Data provided: Begin

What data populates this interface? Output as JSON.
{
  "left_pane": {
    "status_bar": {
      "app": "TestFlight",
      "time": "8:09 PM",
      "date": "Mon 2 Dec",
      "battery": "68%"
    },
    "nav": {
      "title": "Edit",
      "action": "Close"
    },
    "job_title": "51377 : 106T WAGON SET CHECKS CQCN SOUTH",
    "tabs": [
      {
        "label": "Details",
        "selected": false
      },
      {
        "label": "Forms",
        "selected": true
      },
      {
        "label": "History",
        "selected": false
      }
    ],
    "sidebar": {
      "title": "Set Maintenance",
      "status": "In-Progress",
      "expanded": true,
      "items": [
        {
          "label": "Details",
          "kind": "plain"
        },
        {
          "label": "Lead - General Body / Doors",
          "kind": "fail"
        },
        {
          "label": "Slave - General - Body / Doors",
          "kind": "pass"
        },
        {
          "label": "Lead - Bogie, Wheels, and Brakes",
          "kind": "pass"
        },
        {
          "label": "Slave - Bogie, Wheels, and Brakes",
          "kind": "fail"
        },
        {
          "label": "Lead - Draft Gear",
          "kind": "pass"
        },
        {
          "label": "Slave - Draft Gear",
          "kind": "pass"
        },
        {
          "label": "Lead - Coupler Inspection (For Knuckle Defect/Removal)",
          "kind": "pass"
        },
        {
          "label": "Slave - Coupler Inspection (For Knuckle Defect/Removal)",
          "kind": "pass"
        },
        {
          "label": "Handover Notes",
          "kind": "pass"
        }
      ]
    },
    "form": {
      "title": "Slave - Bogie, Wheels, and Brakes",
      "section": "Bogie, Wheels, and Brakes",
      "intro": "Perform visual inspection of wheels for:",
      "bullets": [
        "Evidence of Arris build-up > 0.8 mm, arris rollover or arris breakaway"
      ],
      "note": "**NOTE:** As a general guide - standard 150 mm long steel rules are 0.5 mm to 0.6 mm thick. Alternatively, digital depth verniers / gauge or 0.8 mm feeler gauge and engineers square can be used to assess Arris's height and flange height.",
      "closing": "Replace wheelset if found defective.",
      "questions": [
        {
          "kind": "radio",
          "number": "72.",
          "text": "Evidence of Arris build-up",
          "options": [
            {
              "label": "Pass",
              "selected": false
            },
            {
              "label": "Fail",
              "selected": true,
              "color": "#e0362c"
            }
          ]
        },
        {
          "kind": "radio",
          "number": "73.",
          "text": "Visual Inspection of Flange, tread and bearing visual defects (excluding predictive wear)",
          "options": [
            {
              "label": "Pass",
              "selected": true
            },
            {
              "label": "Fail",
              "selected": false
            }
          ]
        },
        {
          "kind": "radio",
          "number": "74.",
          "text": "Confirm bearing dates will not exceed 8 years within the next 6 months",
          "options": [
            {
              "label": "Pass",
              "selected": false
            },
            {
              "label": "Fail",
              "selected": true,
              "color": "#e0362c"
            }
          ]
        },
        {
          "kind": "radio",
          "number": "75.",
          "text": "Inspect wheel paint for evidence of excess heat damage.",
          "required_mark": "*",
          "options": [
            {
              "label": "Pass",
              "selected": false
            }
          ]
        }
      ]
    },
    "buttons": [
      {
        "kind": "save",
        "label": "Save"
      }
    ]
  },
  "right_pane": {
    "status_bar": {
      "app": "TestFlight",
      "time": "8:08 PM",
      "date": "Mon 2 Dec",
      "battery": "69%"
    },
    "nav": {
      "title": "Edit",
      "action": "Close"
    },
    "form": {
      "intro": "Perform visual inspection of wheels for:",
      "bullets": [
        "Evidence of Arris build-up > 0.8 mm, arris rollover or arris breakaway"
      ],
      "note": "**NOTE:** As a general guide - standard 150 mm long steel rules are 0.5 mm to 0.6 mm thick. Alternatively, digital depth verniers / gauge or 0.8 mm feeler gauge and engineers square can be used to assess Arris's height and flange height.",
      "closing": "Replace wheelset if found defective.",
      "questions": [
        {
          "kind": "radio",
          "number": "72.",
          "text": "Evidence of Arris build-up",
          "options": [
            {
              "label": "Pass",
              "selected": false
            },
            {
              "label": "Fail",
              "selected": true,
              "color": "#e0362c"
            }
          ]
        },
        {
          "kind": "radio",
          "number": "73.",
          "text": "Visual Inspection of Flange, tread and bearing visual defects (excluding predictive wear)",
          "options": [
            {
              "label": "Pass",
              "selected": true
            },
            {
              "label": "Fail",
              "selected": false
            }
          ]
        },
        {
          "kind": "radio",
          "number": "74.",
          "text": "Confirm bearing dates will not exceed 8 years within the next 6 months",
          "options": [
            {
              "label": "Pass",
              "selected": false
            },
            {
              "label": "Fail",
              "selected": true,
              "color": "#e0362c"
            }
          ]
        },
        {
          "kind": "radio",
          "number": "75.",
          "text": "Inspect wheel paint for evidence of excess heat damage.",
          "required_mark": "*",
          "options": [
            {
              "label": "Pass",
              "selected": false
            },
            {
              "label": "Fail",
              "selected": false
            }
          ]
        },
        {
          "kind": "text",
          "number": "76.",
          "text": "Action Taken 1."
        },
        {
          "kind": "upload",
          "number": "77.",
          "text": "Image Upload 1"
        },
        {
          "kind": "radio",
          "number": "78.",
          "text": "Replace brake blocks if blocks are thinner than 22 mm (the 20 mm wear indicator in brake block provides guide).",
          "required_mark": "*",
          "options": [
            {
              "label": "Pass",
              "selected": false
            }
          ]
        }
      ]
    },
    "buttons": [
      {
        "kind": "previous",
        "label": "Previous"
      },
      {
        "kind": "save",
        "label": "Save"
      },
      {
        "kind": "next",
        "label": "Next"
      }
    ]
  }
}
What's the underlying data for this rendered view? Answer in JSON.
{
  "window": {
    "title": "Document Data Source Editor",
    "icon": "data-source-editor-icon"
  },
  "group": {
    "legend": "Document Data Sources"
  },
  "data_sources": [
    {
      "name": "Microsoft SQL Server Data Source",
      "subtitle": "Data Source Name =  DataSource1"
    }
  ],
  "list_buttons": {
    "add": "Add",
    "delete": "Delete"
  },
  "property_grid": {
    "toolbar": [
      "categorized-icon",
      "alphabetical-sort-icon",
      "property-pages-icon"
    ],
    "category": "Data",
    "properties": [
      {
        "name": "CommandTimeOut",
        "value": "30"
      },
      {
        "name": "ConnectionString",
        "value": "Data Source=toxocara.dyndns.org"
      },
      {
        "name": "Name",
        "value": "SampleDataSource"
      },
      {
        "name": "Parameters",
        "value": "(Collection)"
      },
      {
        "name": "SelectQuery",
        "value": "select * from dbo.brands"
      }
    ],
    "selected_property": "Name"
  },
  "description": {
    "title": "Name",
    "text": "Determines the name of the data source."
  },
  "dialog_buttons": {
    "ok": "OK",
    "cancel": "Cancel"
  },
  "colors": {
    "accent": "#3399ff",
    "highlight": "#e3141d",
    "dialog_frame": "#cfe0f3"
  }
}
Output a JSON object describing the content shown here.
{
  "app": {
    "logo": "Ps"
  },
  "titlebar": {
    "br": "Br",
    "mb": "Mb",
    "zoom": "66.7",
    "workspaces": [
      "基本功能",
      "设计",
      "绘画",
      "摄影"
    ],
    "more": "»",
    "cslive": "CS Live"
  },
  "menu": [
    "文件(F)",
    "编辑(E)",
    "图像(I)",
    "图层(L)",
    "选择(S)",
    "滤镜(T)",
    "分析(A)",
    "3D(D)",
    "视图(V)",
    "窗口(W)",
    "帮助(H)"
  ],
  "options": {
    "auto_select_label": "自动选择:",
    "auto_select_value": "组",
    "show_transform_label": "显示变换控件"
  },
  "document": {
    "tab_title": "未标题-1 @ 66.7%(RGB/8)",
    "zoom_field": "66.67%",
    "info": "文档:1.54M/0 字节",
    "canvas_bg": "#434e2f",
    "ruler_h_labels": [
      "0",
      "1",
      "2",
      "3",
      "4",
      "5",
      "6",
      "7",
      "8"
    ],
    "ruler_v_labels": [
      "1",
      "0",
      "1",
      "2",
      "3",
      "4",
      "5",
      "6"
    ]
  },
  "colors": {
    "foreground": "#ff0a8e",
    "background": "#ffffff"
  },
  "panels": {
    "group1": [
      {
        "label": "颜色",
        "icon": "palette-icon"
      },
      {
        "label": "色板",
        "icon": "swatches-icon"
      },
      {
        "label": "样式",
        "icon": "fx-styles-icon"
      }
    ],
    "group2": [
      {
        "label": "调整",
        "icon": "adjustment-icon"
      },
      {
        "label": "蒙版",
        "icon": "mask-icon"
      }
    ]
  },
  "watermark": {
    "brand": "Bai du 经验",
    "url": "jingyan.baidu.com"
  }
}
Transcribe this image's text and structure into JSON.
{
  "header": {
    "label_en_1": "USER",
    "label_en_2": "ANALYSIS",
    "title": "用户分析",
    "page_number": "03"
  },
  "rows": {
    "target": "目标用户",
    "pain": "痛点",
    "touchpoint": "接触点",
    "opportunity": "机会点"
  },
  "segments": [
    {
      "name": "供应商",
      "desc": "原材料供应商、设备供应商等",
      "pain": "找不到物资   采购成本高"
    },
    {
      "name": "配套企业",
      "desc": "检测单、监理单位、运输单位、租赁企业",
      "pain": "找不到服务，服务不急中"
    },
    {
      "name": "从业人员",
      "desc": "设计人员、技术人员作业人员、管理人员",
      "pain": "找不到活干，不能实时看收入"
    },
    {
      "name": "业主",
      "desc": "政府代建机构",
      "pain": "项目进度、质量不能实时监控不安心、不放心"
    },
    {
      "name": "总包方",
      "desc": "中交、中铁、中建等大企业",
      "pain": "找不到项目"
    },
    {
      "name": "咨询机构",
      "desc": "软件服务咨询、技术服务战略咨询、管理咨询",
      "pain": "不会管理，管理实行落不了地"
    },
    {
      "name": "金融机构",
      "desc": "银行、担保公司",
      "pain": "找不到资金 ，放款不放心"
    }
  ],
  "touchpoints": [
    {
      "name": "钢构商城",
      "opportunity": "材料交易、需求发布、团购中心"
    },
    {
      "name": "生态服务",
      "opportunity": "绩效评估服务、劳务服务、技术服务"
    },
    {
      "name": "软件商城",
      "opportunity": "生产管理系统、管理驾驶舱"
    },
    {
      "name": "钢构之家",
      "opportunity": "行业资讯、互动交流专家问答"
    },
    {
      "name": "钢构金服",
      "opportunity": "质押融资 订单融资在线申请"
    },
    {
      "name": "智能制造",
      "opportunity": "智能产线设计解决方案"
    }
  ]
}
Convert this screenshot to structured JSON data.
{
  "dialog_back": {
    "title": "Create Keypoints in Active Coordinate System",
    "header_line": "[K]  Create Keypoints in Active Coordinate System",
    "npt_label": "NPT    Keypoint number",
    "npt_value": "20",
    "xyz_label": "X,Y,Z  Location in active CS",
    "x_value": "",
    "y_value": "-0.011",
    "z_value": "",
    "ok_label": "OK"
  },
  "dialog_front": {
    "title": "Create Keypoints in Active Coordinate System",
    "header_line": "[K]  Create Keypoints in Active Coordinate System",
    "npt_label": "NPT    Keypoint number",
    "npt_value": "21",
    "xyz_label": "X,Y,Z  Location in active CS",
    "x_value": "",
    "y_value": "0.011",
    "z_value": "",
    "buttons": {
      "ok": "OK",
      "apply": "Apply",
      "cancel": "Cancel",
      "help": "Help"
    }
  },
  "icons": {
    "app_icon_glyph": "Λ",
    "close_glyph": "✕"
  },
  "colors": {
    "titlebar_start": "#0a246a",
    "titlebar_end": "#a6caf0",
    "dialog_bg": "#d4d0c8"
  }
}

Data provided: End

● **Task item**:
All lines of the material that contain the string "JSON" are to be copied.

● **Answer to this exercise**:
What data populates this interface? Output as JSON.
What's the underlying data for this rendered view? Answer in JSON.
Output a JSON object describing the content shown here.
Transcribe this image's text and structure into JSON.
Convert this screenshot to structured JSON data.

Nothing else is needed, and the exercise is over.